Options: There are 3 options for this sign. They are:

1. OPEN TO: is intended to show, using symbols, the modes of travel allowed on the road. Display all the symbols under the words "Open To."

2. CLOSED TO: is intended to show, using symbols the modes of travel that are not allowed on the road. This sign will show the modes of travel that are allowed on the road under the words "Open To" and the modes of travel that are prohibited with a symbol that has a red slash across is under the words "Closed To." The reason for the closure is optional.

3. SEASONAL CLOSURE with dates: This sign will show the modes of travel that are allowed on the road under the words "Open To" and the modes of travel that are restricted with a symbol that has a red slash across is under the words "Seasonal Closure" and the dates of the restricted travel shown below the symbols.

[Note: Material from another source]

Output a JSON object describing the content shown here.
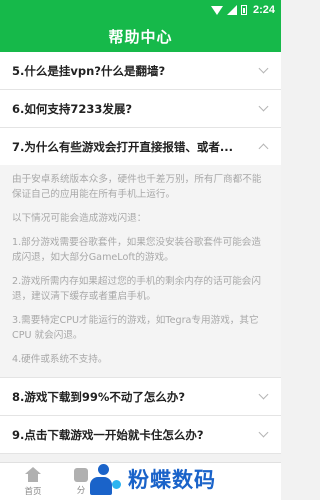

Road Identification: The road name is not required. If the road name is desired, it will be placed at the top of the sign along with the number.

Symbols: The minimum symbol size will be 3x3 inches.

ATV Usage: If the only change of use on the road is allowing ATVs the open to OHV sign can be used in place of the Road Use sign.

More articles in this category

OPPORTUNITIES FOR ACTION: A Synthesis from Roundtables in Support of the Bureau of Land Management’s Blueprint for 21st Century Outdoor Recreation

posted Nov 17, 2023

Implementation of the Blueprint will require a deepening of relationships, new partnerships, new capacity and ultimately, new resources for success. Put simply, the Bureau can’t achieve its vision alone.

The Bureau of Land Management’s Blueprint for 21st Century Outdoor Recreation

posted Nov 17, 2023

The Bureau of Land Management (BLM) is developing a “Blueprint for 21st Century Outdoor Recreation” (Blueprint) intended to guide investments, partnerships, outreach, and program development to respond to current demand and chart a course to meet future needs.

Public Lands and the Continental Divide Trail Study

posted Feb 14, 2023

The primary goal of this study was to understand who uses the Continental Divide Trail (CDT), how they use it, their preferences, and the economic impact of the CDT in the region. Additional data were also collected regarding protecting public lands and using the Continental Divide Trail in Colorado.

Improving Accessibility on Public Lands

posted Jul 8, 2022

Recommendations from American Trails

1,746 views • posted 05/30/2018